Bishop of London, the Rt Rev Richard Chartres: "After the storm of a life lived in the heat of political controversy, there is a great calm."
London Mayor Boris Johnson said: "I think the Bishop of London did a particularly moving, touching and well-judged address. To all those who wondered if this was going to be a fitting way to send off Margaret Thatcher... I think the vindication of that is in the huge number of people who turned out and the good nature with which they paid their respects."
Lord Archer: "When things were not going well, some people walked away.Not Margaret Thatcher. She was the first to phone, the first to write a hand-written note. If you were a friend, she stuck by you. The loyalty is something I will never forget."
Former chief policy adviser to Baroness Thatcher, John Redwood: "The most moving moment inside the cathedral was when they opened up the great doors and we could hear the noise outside. It was exactly the kind of tribute you would hope for - we are grieving a loss but also commemorating a life well-led, an extraordinarily active life."
Former BBC chief political correspondent John Sergeant: "The people who still dislike her are still making it quite clear that they don't agree with her, which is the British way."

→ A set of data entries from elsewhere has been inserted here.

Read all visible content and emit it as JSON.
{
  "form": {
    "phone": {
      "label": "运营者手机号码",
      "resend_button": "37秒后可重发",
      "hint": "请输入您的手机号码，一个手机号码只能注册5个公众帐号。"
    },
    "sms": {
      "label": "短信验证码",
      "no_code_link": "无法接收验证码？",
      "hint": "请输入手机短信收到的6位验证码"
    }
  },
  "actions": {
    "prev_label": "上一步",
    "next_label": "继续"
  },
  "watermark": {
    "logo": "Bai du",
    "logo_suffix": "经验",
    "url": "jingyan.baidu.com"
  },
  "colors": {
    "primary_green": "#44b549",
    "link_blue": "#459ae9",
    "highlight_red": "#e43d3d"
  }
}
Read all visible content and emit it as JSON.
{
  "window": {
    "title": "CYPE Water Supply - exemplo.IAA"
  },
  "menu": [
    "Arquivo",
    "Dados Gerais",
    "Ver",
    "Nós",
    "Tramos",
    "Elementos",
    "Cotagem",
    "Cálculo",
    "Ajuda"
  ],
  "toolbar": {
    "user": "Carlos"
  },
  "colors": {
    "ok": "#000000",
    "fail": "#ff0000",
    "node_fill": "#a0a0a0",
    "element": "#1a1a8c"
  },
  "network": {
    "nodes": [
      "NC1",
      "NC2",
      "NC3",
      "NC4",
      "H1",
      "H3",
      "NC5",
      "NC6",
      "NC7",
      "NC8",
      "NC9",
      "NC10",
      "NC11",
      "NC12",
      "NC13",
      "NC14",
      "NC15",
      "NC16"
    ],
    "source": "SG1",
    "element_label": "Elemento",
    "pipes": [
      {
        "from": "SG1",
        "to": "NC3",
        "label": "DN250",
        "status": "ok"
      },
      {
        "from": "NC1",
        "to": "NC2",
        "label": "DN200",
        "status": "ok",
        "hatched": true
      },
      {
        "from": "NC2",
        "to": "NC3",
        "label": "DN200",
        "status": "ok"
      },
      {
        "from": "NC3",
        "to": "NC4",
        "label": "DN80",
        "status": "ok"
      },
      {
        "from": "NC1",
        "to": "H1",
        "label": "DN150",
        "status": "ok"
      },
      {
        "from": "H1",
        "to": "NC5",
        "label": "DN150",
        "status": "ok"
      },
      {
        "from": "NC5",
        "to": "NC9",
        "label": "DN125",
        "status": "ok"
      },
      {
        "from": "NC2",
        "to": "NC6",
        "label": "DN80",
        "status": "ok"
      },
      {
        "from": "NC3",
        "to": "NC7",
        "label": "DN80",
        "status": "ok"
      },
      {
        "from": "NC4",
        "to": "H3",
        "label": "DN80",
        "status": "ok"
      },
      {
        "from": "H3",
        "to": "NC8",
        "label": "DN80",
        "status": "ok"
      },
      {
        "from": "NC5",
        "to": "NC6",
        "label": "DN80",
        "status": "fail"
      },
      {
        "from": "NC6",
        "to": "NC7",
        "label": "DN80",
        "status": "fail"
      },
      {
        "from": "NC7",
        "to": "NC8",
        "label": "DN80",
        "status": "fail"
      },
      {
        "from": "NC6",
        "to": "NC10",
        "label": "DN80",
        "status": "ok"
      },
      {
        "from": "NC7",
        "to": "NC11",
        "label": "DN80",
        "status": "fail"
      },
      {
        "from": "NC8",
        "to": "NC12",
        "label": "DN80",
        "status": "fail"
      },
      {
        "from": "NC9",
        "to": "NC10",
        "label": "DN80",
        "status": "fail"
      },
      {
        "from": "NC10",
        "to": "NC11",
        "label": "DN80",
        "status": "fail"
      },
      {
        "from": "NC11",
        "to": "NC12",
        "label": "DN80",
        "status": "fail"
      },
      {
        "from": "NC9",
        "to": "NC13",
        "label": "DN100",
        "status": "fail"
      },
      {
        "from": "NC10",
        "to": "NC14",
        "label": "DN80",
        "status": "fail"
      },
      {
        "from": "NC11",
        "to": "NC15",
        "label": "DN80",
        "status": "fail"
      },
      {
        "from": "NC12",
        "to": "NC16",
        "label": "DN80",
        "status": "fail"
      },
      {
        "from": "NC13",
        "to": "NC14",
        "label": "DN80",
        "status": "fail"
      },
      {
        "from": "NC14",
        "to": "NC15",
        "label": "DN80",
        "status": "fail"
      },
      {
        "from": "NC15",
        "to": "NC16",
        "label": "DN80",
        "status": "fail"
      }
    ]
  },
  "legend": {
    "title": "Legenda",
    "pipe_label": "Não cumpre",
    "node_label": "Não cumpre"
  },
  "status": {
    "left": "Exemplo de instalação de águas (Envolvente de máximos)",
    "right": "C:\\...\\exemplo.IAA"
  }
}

Sir Malcolm Rifkind, former Cabinet member during the Thatcher years: "You can't mourn too much when someone is 87, has had an extraordinary life and has achieved so much. Lady Thatcher wrote much of the service herself and who knows, perhaps she was enjoying it from somewhere else as we listened to the music and listened to what was being said."
Former defence secretary Dr Liam Fox said: "I thought it was just a wonderful and fitting end to the public life of Margaret Thatcher. The service itself was very moving, simple but to the point. I think that everybody there felt the tremendous emotion of the occasion and the sense of history."
Senior Tory MP David Davis: "It was a magnificent service with beautiful music, which she of course chose herself."
Former trade and industry minister Leon Brittan: ""She changed the country from being the declining sick man of Europe to a country which can be proud of itself."
Stephen Hammond, Conservative MP for Wimbledon: "I think the address by the Bishop of London was a fitting memorial to a great lady."
Broadcaster Andrew Neil said: "The most moving part of the service took place when the coffin came out and everybody inside could hear the cheers. It was then, when you looked around the congregation, the most tears appeared in people's eyes."
Former solicitor general Sir Edward Garnier: "It was a quite extraordinarily affecting service which was very understated, very English."
Tory backbencher Oliver Colvile said: "I thought it could be summed up in one word: Britannia.
Former defence minister Sir Gerald Howarth: "I think this will increase the international respect for our country."
Falklands veteran and former Welsh Guard Simon Weston: "It was great that the services had an involvement particularly because we had such a big role in her career. She showed every woman in the world you don't have to come from great beginnings."
Derek Cole, chief executive of the Falklands Veterans Foundation: "She left the cathedral in essentially the same manner that she would when she left a room during her lifetime - to a resounding round of applause and three cheers"
Prime Minister David Cameron: "In a way, we are all Thatcherites now. "She was the first woman prime minister, she served for longer in the job that anyone for 150 years, she achieved some extraordinary things in her life."